Start of TASK INPUTS

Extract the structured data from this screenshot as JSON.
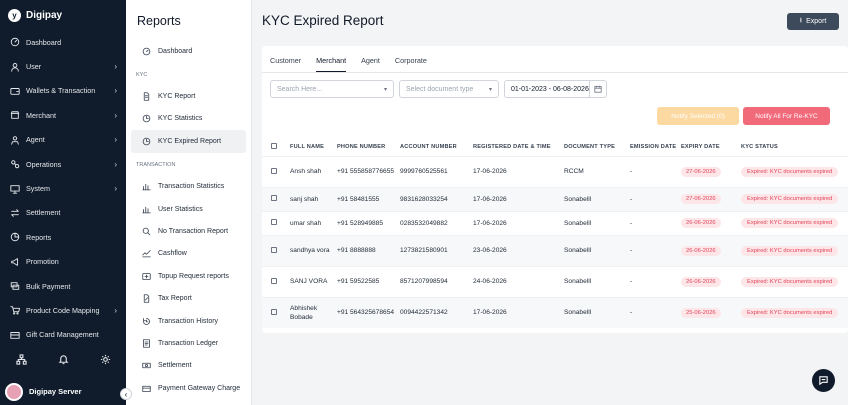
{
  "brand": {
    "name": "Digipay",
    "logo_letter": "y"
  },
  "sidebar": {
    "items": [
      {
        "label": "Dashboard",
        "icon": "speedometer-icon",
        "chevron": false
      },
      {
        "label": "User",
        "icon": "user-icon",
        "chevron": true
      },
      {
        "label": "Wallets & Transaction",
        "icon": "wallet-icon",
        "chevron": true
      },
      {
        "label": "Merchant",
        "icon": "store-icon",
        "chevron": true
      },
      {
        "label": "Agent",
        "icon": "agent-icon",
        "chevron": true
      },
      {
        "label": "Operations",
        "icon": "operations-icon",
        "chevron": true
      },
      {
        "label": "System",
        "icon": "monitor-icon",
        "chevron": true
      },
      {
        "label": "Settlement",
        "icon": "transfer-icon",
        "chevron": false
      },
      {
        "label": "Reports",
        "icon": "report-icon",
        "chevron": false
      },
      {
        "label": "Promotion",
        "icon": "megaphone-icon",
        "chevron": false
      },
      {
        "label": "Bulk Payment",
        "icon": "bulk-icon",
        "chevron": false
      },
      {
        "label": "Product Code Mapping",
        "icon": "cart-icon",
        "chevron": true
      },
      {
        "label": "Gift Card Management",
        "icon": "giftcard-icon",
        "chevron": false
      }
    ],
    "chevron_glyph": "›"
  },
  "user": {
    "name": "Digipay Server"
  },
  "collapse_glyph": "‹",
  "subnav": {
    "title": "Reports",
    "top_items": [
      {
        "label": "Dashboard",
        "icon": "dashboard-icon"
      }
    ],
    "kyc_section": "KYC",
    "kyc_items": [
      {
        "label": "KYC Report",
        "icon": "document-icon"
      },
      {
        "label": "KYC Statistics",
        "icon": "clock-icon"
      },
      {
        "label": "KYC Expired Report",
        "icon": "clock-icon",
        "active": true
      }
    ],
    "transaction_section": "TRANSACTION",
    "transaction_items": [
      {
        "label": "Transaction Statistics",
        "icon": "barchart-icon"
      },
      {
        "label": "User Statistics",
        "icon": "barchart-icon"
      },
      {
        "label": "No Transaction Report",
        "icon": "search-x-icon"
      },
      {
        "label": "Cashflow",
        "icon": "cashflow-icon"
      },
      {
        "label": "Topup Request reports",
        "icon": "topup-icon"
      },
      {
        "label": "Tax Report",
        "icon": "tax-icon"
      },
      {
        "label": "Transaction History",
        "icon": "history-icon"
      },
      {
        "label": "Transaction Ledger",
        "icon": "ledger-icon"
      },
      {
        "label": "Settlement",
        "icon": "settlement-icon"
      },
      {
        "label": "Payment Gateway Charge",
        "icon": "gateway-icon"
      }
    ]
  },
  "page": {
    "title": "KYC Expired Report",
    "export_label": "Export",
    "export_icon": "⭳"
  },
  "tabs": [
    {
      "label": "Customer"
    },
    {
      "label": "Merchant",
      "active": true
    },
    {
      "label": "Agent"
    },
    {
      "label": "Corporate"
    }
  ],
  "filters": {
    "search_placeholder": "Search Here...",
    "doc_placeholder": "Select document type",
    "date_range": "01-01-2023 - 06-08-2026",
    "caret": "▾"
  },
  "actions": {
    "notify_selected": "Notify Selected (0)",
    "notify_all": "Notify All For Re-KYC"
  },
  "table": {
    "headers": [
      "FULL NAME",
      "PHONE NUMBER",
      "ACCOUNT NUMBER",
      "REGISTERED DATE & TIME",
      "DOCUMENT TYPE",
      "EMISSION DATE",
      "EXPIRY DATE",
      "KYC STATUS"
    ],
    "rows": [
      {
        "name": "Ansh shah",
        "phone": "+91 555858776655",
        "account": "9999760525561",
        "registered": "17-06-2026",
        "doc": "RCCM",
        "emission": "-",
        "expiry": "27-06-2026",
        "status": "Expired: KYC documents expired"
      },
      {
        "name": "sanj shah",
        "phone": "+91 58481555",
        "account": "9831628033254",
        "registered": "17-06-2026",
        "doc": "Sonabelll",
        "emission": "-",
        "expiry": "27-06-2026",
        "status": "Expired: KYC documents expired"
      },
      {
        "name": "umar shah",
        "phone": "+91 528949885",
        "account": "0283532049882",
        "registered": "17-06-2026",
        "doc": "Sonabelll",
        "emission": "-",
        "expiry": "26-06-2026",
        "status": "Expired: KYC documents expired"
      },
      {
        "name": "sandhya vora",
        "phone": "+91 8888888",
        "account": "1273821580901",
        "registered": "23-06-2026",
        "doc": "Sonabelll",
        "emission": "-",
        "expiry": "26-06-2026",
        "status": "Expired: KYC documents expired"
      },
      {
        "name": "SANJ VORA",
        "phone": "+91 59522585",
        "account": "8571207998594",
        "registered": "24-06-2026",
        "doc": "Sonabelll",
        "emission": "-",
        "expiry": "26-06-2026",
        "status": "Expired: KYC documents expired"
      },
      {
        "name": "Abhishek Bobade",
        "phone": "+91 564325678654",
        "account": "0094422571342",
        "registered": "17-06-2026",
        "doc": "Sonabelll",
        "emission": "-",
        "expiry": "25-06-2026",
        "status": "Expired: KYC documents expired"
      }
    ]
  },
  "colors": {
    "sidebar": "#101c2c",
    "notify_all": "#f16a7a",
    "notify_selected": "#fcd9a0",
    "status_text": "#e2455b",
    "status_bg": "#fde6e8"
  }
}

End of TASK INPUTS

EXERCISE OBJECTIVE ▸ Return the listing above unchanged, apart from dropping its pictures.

ANSWER SECTION ▸
Extract the structured data from this screenshot as JSON.
{
  "brand": {
    "name": "Digipay",
    "logo_letter": "y"
  },
  "sidebar": {
    "items": [
      {
        "label": "Dashboard",
        "icon": "speedometer-icon",
        "chevron": false
      },
      {
        "label": "User",
        "icon": "user-icon",
        "chevron": true
      },
      {
        "label": "Wallets & Transaction",
        "icon": "wallet-icon",
        "chevron": true
      },
      {
        "label": "Merchant",
        "icon": "store-icon",
        "chevron": true
      },
      {
        "label": "Agent",
        "icon": "agent-icon",
        "chevron": true
      },
      {
        "label": "Operations",
        "icon": "operations-icon",
        "chevron": true
      },
      {
        "label": "System",
        "icon": "monitor-icon",
        "chevron": true
      },
      {
        "label": "Settlement",
        "icon": "transfer-icon",
        "chevron": false
      },
      {
        "label": "Reports",
        "icon": "report-icon",
        "chevron": false
      },
      {
        "label": "Promotion",
        "icon": "megaphone-icon",
        "chevron": false
      },
      {
        "label": "Bulk Payment",
        "icon": "bulk-icon",
        "chevron": false
      },
      {
        "label": "Product Code Mapping",
        "icon": "cart-icon",
        "chevron": true
      },
      {
        "label": "Gift Card Management",
        "icon": "giftcard-icon",
        "chevron": false
      }
    ],
    "chevron_glyph": "›"
  },
  "user": {
    "name": "Digipay Server"
  },
  "collapse_glyph": "‹",
  "subnav": {
    "title": "Reports",
    "top_items": [
      {
        "label": "Dashboard",
        "icon": "dashboard-icon"
      }
    ],
    "kyc_section": "KYC",
    "kyc_items": [
      {
        "label": "KYC Report",
        "icon": "document-icon"
      },
      {
        "label": "KYC Statistics",
        "icon": "clock-icon"
      },
      {
        "label": "KYC Expired Report",
        "icon": "clock-icon",
        "active": true
      }
    ],
    "transaction_section": "TRANSACTION",
    "transaction_items": [
      {
        "label": "Transaction Statistics",
        "icon": "barchart-icon"
      },
      {
        "label": "User Statistics",
        "icon": "barchart-icon"
      },
      {
        "label": "No Transaction Report",
        "icon": "search-x-icon"
      },
      {
        "label": "Cashflow",
        "icon": "cashflow-icon"
      },
      {
        "label": "Topup Request reports",
        "icon": "topup-icon"
      },
      {
        "label": "Tax Report",
        "icon": "tax-icon"
      },
      {
        "label": "Transaction History",
        "icon": "history-icon"
      },
      {
        "label": "Transaction Ledger",
        "icon": "ledger-icon"
      },
      {
        "label": "Settlement",
        "icon": "settlement-icon"
      },
      {
        "label": "Payment Gateway Charge",
        "icon": "gateway-icon"
      }
    ]
  },
  "page": {
    "title": "KYC Expired Report",
    "export_label": "Export",
    "export_icon": "⭳"
  },
  "tabs": [
    {
      "label": "Customer"
    },
    {
      "label": "Merchant",
      "active": true
    },
    {
      "label": "Agent"
    },
    {
      "label": "Corporate"
    }
  ],
  "filters": {
    "search_placeholder": "Search Here...",
    "doc_placeholder": "Select document type",
    "date_range": "01-01-2023 - 06-08-2026",
    "caret": "▾"
  },
  "actions": {
    "notify_selected": "Notify Selected (0)",
    "notify_all": "Notify All For Re-KYC"
  },
  "table": {
    "headers": [
      "FULL NAME",
      "PHONE NUMBER",
      "ACCOUNT NUMBER",
      "REGISTERED DATE & TIME",
      "DOCUMENT TYPE",
      "EMISSION DATE",
      "EXPIRY DATE",
      "KYC STATUS"
    ],
    "rows": [
      {
        "name": "Ansh shah",
        "phone": "+91 555858776655",
        "account": "9999760525561",
        "registered": "17-06-2026",
        "doc": "RCCM",
        "emission": "-",
        "expiry": "27-06-2026",
        "status": "Expired: KYC documents expired"
      },
      {
        "name": "sanj shah",
        "phone": "+91 58481555",
        "account": "9831628033254",
        "registered": "17-06-2026",
        "doc": "Sonabelll",
        "emission": "-",
        "expiry": "27-06-2026",
        "status": "Expired: KYC documents expired"
      },
      {
        "name": "umar shah",
        "phone": "+91 528949885",
        "account": "0283532049882",
        "registered": "17-06-2026",
        "doc": "Sonabelll",
        "emission": "-",
        "expiry": "26-06-2026",
        "status": "Expired: KYC documents expired"
      },
      {
        "name": "sandhya vora",
        "phone": "+91 8888888",
        "account": "1273821580901",
        "registered": "23-06-2026",
        "doc": "Sonabelll",
        "emission": "-",
        "expiry": "26-06-2026",
        "status": "Expired: KYC documents expired"
      },
      {
        "name": "SANJ VORA",
        "phone": "+91 59522585",
        "account": "8571207998594",
        "registered": "24-06-2026",
        "doc": "Sonabelll",
        "emission": "-",
        "expiry": "26-06-2026",
        "status": "Expired: KYC documents expired"
      },
      {
        "name": "Abhishek Bobade",
        "phone": "+91 564325678654",
        "account": "0094422571342",
        "registered": "17-06-2026",
        "doc": "Sonabelll",
        "emission": "-",
        "expiry": "25-06-2026",
        "status": "Expired: KYC documents expired"
      }
    ]
  },
  "colors": {
    "sidebar": "#101c2c",
    "notify_all": "#f16a7a",
    "notify_selected": "#fcd9a0",
    "status_text": "#e2455b",
    "status_bg": "#fde6e8"
  }
}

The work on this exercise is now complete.